“I think the city teams and most of the leadership in town are willing to talk about it [mental health]. I just don’t know if there’s the resources to make a cohesive plan or really guide people to the right place.” (Community Readiness/Response survey answer)
For rural communities across Nebraska, extension programs, resources and staff are critical to community connectivity and wellness. In 2019, beginning with the impacts of a bomb cyclone that set off significant flooding, the Wellness in Tough Times (WTT) team, part of the University of Nebraska-Lincoln’s, Nebraska Extension Program, set out to support Nebraskans affected by multiple stressors.
The goal of the project was to increase mental health awareness, decrease behavioral health stigma and increase use and awareness of behavioral health support resources.
Throughout 2019 and early 2020, the WTT project reached more than 10,000 Nebraskans through community meetings, trainings and conversations about mental wellbeing.
Plans were under way for additional meetings collaborating directly with seven rural communities and assisting with their flood recovery coordination needs. But in March 2020, shortly after the anniversary of the floods of 2019, COVID-19 changed those plans and added new stressors for communities.
The project needed to change and enter uncharted waters; in person meetings became virtual, and conversations around wellness increased in intensity and need. WTT team innovated and reached more than 40,000 Nebraskans in 2019-2021.
A highlight of all they accomplished was a comment on a recent statewide phone call. A leader from a community the WTT team engaged with shared that repair and rebuild work on homes in their community did not begin until more than one year post-disaster. A community-wide sense of hopelessness took hold as they waited for recovery progress. The WTT worked with the community to identify a project that would build community wellness and assisted them with building an outdoor gathering space at a community park. This view of progress and momentum instilled new hope in the community.

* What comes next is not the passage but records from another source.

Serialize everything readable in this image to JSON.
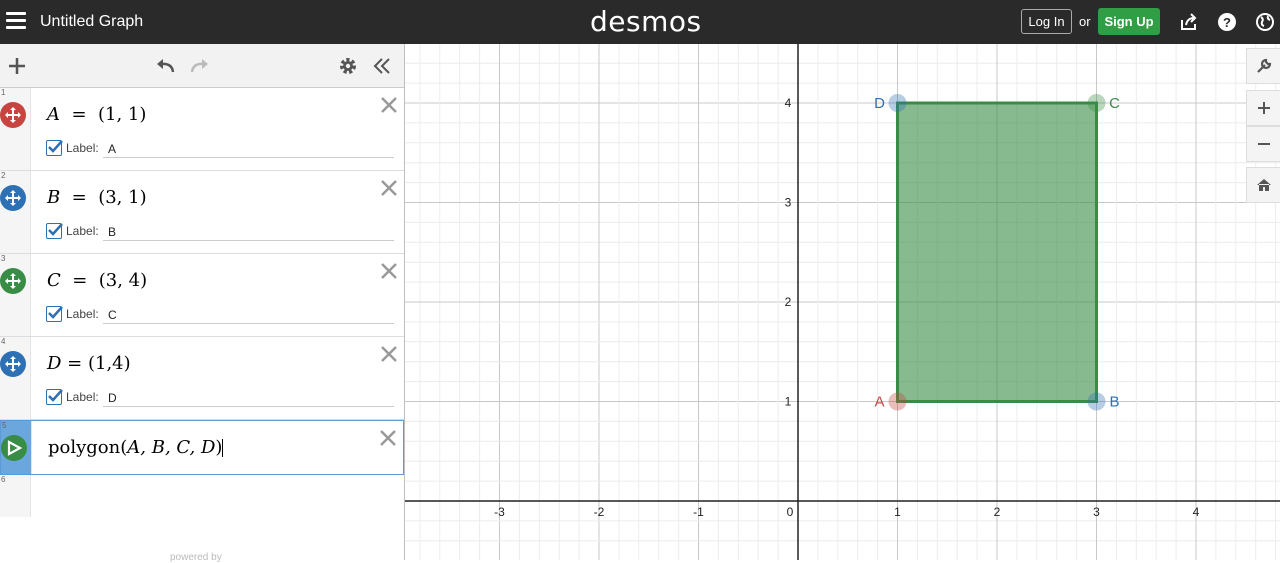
{
  "header": {
    "title": "Untitled Graph",
    "brand": "desmos",
    "login_label": "Log In",
    "or_text": "or",
    "signup_label": "Sign Up",
    "signup_color": "#2f9e44"
  },
  "toolbar": {
    "icons": [
      "add-icon",
      "undo-icon",
      "redo-icon",
      "settings-icon",
      "collapse-icon"
    ]
  },
  "expressions": [
    {
      "index": "1",
      "var": "A",
      "value": "(1, 1)",
      "label_caption": "Label:",
      "label_value": "A",
      "color": "#c74440",
      "icon": "move-point-icon"
    },
    {
      "index": "2",
      "var": "B",
      "value": "(3, 1)",
      "label_caption": "Label:",
      "label_value": "B",
      "color": "#2d70b3",
      "icon": "move-point-icon"
    },
    {
      "index": "3",
      "var": "C",
      "value": "(3, 4)",
      "label_caption": "Label:",
      "label_value": "C",
      "color": "#388c46",
      "icon": "move-point-icon"
    },
    {
      "index": "4",
      "var": "D",
      "value": "(1,4)",
      "label_caption": "Label:",
      "label_value": "D",
      "color": "#2d70b3",
      "icon": "move-point-icon"
    },
    {
      "index": "5",
      "func": "polygon",
      "args": "A, B, C, D",
      "color": "#388c46",
      "icon": "polygon-icon"
    }
  ],
  "empty_expression_index": "6",
  "footer": {
    "powered_text": "powered by"
  },
  "graph": {
    "x_ticks": [
      "-3",
      "-2",
      "-1",
      "0",
      "1",
      "2",
      "3",
      "4"
    ],
    "y_ticks": [
      "1",
      "2",
      "3",
      "4"
    ],
    "points": [
      {
        "name": "A",
        "x": 1,
        "y": 1,
        "color": "#c74440"
      },
      {
        "name": "B",
        "x": 3,
        "y": 1,
        "color": "#2d70b3"
      },
      {
        "name": "C",
        "x": 3,
        "y": 4,
        "color": "#388c46"
      },
      {
        "name": "D",
        "x": 1,
        "y": 4,
        "color": "#2d70b3"
      }
    ],
    "polygon_color": "#388c46"
  },
  "graph_controls": [
    "wrench-icon",
    "zoom-in-icon",
    "zoom-out-icon",
    "home-icon"
  ]
}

We are proud to support the WTT project as they met the wellness needs of Nebraska during very challenging times. They have graciously shared their learnings, stories and resources by publishing an online eFieldbook. In it, you can find links to resources like the “Start the Conversation” bulletin and the “Communicating with Farmers Under Stress” program. This toolkit and the continued work of the team at Nebraska Extension will continue to bring wellness and hope to all the uncharted waters to come.